Nine years after the Deepwater Horizon (DwH) oil spill (20 April–15 July 2010), the recovery of primary productivity at the ocean surface remains to be investigated. Here, we used the normalized fluorescence line height (nFLH) from the Moderate Resolution Imaging Spectroradiometer as an indicator of chlorophyll

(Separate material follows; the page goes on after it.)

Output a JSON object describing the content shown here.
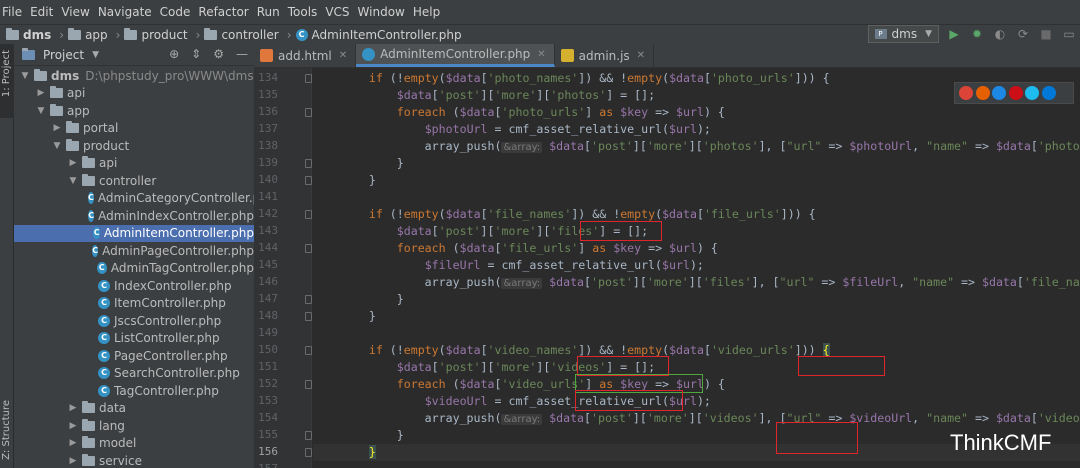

aconcentration (Chl a). First, from the spatiotemporal variations of nFLH between 2001 and 2017, a reduction of nFLH after the DwH oil spill was observed (for a relatively long period, from 2011 to 2014). Second, a stepwise multiple regression model was used to examine which of the following environmental factors could explain the annual variations in nFLH: river discharge, total nitrogen load, total phosphorus load, photosynthetically available radiation, sea surface temperature and wind speed. Results show that river discharge, sea surface temperature and wind speed are the primary factors that regulated the annual nFLH variations in the DwH area during the pre-spill years. In contrast, this same model could not explain the reduction of nFLH for the four years after the DwH oil spill. After 2015, nFLH appears to have resumed to the pre-spill concentrations. Here we suggest that the nFLH reduction between 2011 and 2014 could have originated from the DwH oil spill, although the exact mechanism is yet to be determined.